■ What you need to do: Scan the entries for the word "icon" and return every line that has it.

(Element data from apps and pages)

※ ※ ※

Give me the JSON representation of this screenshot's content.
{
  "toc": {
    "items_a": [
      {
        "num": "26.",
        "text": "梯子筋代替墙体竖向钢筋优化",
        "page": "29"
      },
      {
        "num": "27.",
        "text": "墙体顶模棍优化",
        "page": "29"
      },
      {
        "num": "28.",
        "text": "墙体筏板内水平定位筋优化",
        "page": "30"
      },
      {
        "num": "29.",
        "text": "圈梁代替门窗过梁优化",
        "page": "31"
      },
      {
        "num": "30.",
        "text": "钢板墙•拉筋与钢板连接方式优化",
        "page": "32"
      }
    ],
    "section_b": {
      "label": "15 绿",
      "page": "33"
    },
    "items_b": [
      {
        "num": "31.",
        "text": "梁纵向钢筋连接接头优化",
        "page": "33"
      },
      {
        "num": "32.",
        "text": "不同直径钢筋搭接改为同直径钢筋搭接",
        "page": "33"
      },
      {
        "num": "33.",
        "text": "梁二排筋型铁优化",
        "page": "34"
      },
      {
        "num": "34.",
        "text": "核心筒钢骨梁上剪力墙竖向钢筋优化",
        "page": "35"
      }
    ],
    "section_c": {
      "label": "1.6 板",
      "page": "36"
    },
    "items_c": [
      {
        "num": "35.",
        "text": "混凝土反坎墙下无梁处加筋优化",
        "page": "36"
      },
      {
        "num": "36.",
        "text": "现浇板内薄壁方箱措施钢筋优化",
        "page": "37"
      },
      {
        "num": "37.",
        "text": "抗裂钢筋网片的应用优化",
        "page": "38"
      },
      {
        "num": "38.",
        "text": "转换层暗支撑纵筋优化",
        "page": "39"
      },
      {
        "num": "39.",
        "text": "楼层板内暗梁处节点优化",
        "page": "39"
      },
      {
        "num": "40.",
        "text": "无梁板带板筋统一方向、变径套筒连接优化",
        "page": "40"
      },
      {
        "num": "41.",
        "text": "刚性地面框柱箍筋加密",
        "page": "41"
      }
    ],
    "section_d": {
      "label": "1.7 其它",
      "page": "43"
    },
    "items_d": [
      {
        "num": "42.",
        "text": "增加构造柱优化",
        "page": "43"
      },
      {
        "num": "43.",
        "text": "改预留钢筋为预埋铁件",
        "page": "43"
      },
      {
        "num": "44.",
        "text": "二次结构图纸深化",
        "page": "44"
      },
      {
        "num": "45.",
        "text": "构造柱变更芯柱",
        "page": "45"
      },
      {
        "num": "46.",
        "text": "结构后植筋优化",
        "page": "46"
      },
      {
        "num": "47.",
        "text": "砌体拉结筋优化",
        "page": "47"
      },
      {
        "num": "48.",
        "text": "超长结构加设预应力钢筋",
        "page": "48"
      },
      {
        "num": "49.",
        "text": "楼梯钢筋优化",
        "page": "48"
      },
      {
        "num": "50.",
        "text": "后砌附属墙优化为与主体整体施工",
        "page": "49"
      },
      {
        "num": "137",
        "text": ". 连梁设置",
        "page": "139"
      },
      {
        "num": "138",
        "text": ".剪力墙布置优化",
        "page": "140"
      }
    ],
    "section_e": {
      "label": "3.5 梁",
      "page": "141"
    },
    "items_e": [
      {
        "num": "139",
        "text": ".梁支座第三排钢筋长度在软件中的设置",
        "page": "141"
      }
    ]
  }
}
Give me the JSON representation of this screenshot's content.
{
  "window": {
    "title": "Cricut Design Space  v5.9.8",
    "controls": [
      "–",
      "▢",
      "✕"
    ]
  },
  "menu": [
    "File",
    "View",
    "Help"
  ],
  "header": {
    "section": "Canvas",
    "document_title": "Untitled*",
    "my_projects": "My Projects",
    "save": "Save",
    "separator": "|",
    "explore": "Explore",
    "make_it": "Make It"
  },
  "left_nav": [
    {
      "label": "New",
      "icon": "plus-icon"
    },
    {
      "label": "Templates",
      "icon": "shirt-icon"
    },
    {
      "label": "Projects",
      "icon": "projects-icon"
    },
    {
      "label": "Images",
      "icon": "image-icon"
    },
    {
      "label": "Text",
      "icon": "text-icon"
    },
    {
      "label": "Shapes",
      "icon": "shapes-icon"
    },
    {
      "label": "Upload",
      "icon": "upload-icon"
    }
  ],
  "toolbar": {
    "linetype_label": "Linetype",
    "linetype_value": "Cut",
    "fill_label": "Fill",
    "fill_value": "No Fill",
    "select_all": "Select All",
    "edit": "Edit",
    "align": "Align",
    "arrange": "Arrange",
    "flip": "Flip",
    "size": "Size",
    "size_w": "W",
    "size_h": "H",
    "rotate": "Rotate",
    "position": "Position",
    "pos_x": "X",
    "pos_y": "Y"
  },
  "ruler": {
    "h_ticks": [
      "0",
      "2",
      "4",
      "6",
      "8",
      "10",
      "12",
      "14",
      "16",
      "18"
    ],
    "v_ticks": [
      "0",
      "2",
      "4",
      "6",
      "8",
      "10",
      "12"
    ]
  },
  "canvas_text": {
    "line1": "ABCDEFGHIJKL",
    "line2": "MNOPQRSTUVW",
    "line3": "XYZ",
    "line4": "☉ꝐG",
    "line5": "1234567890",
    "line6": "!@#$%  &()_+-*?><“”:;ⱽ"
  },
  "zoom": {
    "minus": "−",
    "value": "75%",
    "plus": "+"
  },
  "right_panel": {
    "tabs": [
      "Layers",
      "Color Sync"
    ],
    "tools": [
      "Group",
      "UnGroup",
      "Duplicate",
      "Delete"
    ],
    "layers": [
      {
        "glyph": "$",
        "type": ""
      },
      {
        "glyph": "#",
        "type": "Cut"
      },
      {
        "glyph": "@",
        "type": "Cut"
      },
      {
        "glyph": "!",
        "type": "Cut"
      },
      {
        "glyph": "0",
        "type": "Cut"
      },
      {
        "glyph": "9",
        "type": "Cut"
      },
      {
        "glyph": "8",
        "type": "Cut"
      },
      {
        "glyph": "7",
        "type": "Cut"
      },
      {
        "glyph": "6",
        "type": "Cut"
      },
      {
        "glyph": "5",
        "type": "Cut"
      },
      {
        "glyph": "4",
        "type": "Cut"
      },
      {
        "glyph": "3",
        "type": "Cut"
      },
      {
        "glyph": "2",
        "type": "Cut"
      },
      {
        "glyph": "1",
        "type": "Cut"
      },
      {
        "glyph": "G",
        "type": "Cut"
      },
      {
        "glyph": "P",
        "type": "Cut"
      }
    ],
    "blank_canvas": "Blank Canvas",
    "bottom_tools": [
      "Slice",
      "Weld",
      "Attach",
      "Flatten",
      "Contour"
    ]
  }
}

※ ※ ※

■ Written response:
      "icon": "plus-icon"
      "icon": "shirt-icon"
      "icon": "projects-icon"
      "icon": "image-icon"
      "icon": "text-icon"
      "icon": "shapes-icon"
      "icon": "upload-icon"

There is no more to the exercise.